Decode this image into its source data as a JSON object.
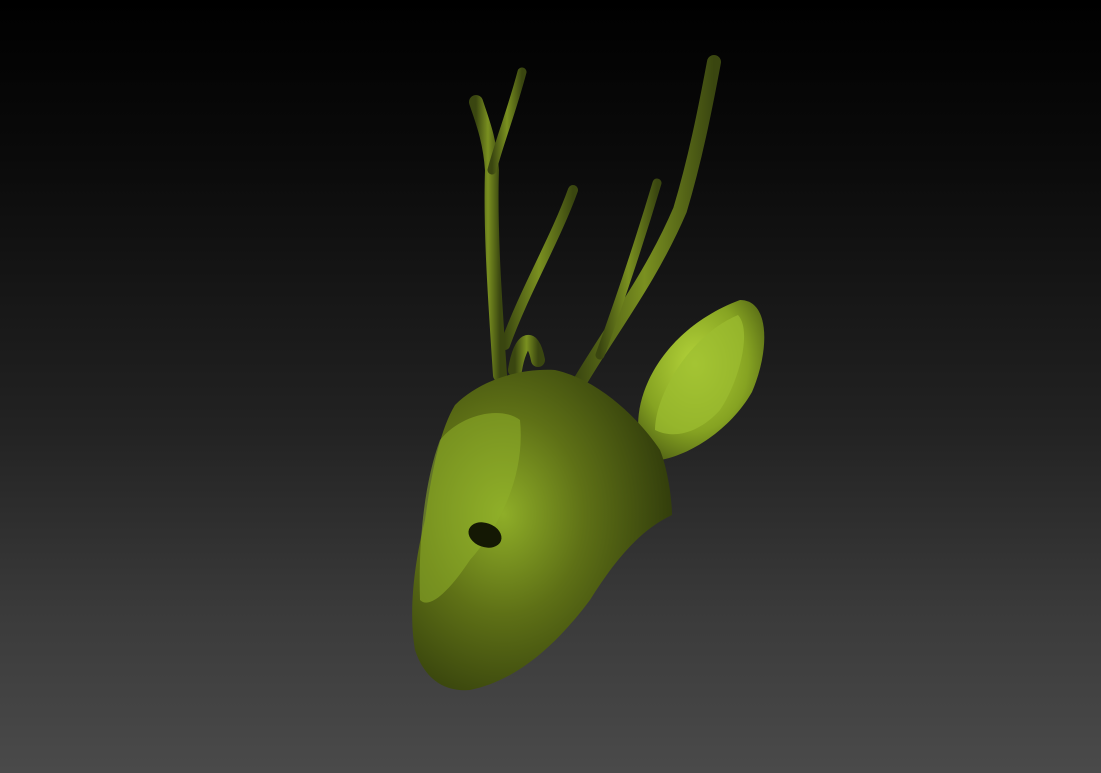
{
  "scene": {
    "subject": "deer-head-mesh",
    "colors": {
      "background_top": "#000000",
      "background_bottom": "#4a4a4a",
      "mesh_dark": "#3e4a10",
      "mesh_mid": "#6a7d1c",
      "mesh_light": "#a8c732"
    }
  }
}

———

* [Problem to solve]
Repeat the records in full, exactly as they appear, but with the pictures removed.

* [Response box]
Decode this image into its source data as a JSON object.
{
  "scene": {
    "subject": "deer-head-mesh",
    "colors": {
      "background_top": "#000000",
      "background_bottom": "#4a4a4a",
      "mesh_dark": "#3e4a10",
      "mesh_mid": "#6a7d1c",
      "mesh_light": "#a8c732"
    }
  }
}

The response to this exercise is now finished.